His absence has left four members on the Council who often split the vote, at a time when Oceanside is facing several large issues, like implementing a complete street design on Coast Highway and allowing medical marijuana operations in the city.
Wood largely missed the city’s recent transition to by-district elections.
Mikulay said Wood wants to have a chance to return, since he was just re-elected to serve a term that expires in 2020.
“There’s a lot of important issues, and that’s why we’re looking forward to returning,” Mikulay said. “We certainly have the concerns of Oceanside at heart.”
If Wood doesn’t return to the dais, the City Council would have 60 days to appoint his replacement, or the position would remain vacant until the next regularly scheduled election, the June 2018 primary election, said City Clerk Zack Beck.
John Collins’ Downfall
Once a superintendent who enjoyed broad support from the school board and community, John Collins’ reputation unraveled last year following his firing, a civil lawsuit, the stripping of his teaching credentials and a handful of felony charges.
As Ashly McGlone writes, Collin’s undoing didn’t happen overnight – it was years in the making, and has left those in the district arguing whether it was a batch of aggressive new school board members who forced him out, or whether Collins acted illegally in an environment that lacked oversight.
Collins was once highly praised for high test scores and bringing new technology into the district.
“He was a visionary. … He saw the value in technology and how it could enhance education. He always put students first,” said Linda Vanderveen, a former Poway school board member.
That success was overshadowed just a year into his stint as superintendent, when a financing deal Collins helped arrange, and that VOSD helped reveal, made national headlines.
The 2011 capital appreciation bond deal resulted in the district getting $105 million in cash in exchange for $1 billion in debt, with the responsibility on a future superintendent and board to service it.
His legacy further eroded when it came to light that his reputation for working well with the teachers’ union rested on a “me too” clause, granting Collins the same raises that teachers got. That same year, Voice of San Diego reported that Collins made undisclosed edits to a scathing report prepared for the district.
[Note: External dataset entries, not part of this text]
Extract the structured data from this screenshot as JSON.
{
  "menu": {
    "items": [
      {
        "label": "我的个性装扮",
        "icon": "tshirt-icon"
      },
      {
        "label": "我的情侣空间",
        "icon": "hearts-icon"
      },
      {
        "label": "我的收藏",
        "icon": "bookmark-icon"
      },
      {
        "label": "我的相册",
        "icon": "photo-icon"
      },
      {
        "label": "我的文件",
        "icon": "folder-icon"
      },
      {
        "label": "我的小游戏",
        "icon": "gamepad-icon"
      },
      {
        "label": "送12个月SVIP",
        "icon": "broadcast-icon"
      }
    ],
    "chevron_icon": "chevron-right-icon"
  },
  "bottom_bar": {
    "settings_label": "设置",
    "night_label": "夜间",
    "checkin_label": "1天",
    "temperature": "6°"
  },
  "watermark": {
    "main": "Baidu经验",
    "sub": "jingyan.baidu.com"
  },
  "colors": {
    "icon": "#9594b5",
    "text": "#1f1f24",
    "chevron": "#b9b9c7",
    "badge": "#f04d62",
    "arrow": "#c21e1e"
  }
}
When Collins wanted out at the end of 2015, he asked the board to dismiss him in a way that would secure pay and benefits for the remaining 18 months of his contract.
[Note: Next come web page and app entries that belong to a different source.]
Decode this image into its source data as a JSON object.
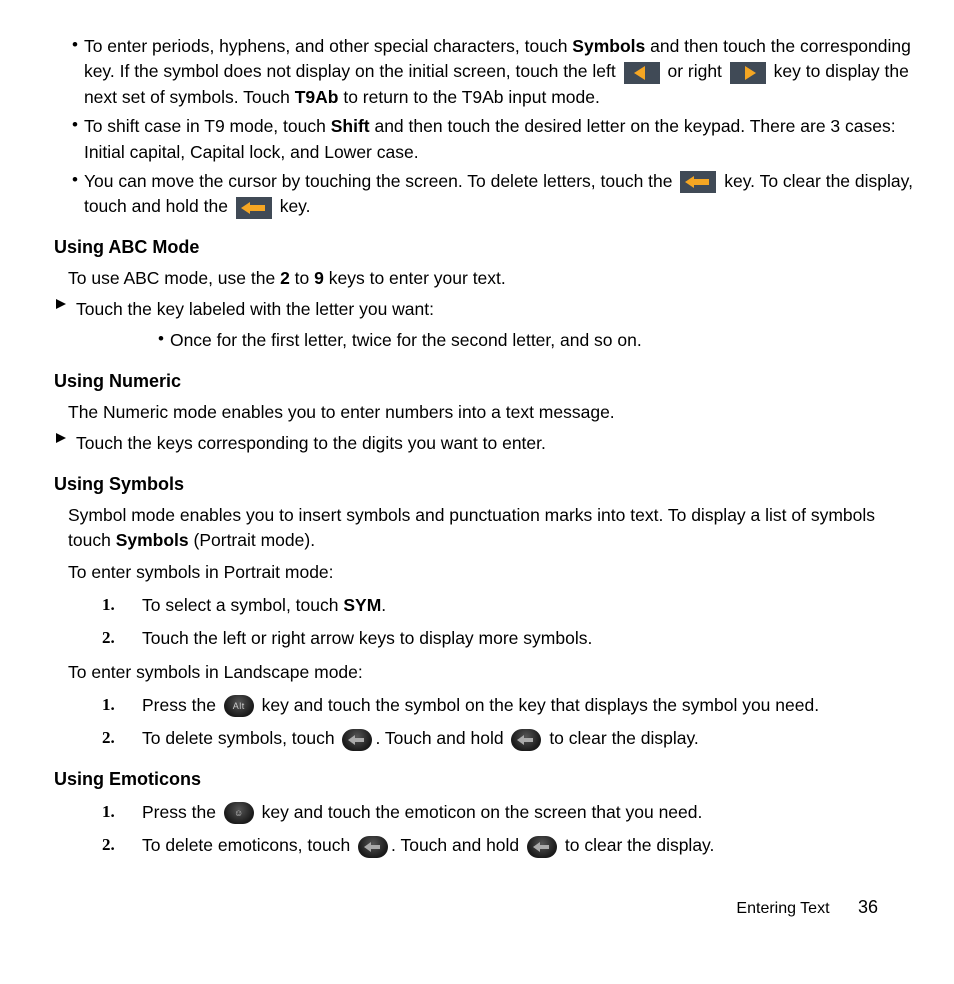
{
  "bullets": {
    "b1a": "To enter periods, hyphens, and other special characters, touch ",
    "b1_sym": "Symbols",
    "b1b": " and then touch the corresponding key. If the symbol does not display on the initial screen, touch the left ",
    "b1c": " or right ",
    "b1d": " key to display the next set of symbols. Touch ",
    "b1_t9": "T9Ab",
    "b1e": " to return to the T9Ab input mode.",
    "b2a": "To shift case in T9 mode, touch ",
    "b2_shift": "Shift",
    "b2b": " and then touch the desired letter on the keypad. There are 3 cases: Initial capital, Capital lock, and Lower case.",
    "b3a": "You can move the cursor by touching the screen. To delete letters, touch the ",
    "b3b": " key. To clear the display, touch and hold the ",
    "b3c": " key."
  },
  "abc": {
    "heading": "Using ABC Mode",
    "p1a": "To use ABC mode, use the ",
    "p1_2": "2",
    "p1b": " to ",
    "p1_9": "9",
    "p1c": " keys to enter your text.",
    "arrow1": "Touch the key labeled with the letter you want:",
    "sub1": "Once for the first letter, twice for the second letter, and so on."
  },
  "numeric": {
    "heading": "Using Numeric",
    "p1": "The Numeric mode enables you to enter numbers into a text message.",
    "arrow1": "Touch the keys corresponding to the digits you want to enter."
  },
  "symbols": {
    "heading": "Using Symbols",
    "p1a": "Symbol mode enables you to insert symbols and punctuation marks into text. To display a list of symbols touch ",
    "p1_sym": "Symbols",
    "p1b": " (Portrait mode).",
    "p2": "To enter symbols in Portrait mode:",
    "ol1a": "To select a symbol, touch ",
    "ol1_sym": "SYM",
    "ol1b": ".",
    "ol2": "Touch the left or right arrow keys to display more symbols.",
    "p3": "To enter symbols in Landscape mode:",
    "ol3a": "Press the ",
    "ol3b": " key and touch the symbol on the key that displays the symbol you need.",
    "ol4a": "To delete symbols, touch ",
    "ol4b": ". Touch and hold ",
    "ol4c": " to clear the display."
  },
  "emoticons": {
    "heading": "Using Emoticons",
    "ol1a": "Press the ",
    "ol1b": " key and touch the emoticon on the screen that you need.",
    "ol2a": "To delete emoticons, touch ",
    "ol2b": ". Touch and hold ",
    "ol2c": " to clear the display."
  },
  "footer": {
    "section": "Entering Text",
    "page": "36"
  },
  "nums": {
    "n1": "1.",
    "n2": "2."
  },
  "altLabel": "Alt",
  "emoLabel": "☺"
}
Instead, the district found new attorneys, placed Collins on leave while they investigated him and fired Collins for cause.
The district has since filed a lawsuit to recover $320,000 they said he improperly took, and Collins is now awaiting the next court hearings in his criminal case.
Two North County School Districts Will Provide Training to Improve Administration
In May, the San Diego County Grand Jury issued a report that recommended four school districts provide training to superintendents and school board members in various aspects of running a public agency.
Three of the four districts contacted were in North County: Poway, Carlsbad and San Dieguito, covering Encinitas to Del Mar (Santee rounded out the list). Specifically the grand jury found the districts should implement training in governance, finance, bylaws, the Brown Act and other areas.
Poway responded saying it would require new board members to go through an orientation and attend trainings in their first term. Carlsbad also accepted the recommendations, and will require the board president and vice president attend courses offered through the California School Board Association.
San Dieguito, meanwhile, said that the recommendations have already been a part of the training for its superintendents. Its response also said the Grand Jury lacked any evidence of specific shortcomings in the boards’ training, so the board assumed its voluntary programs were good enough.
Also in the News
• Encinitas has resumed its task force meetings to develop a new plan for affordable housing. A consultant now says the housing goals can be accomplished with smaller buildings and fewer units. (Encinitas Advocate)
• The housing element and switch to by-district elections top of the agenda for Encinitas’ leaders. (The Coast News)
• Southern California Edison and a group representing ratepayers failed to reach an agreement in the fight over who should pay for closing San Onofre. The original decision to stick customers with 70 percent of the costs – about $3.3 billion – now goes back to state regulators. (Union-Tribune)
• Neighbors are suing Carlsbad over its approval of a 90-unit affordable housing complex in the Barrio. (Union-Tribune)
• Assemblyman Rocky Chávez’s bill to allow some military families to pay in-state tuition was signed into law. (Union-Tribune)
• A plan to protect a low-lying section of Highway 101 in Encinitas by building sand dunes now heads to the Coastal Commission. (The Coast News)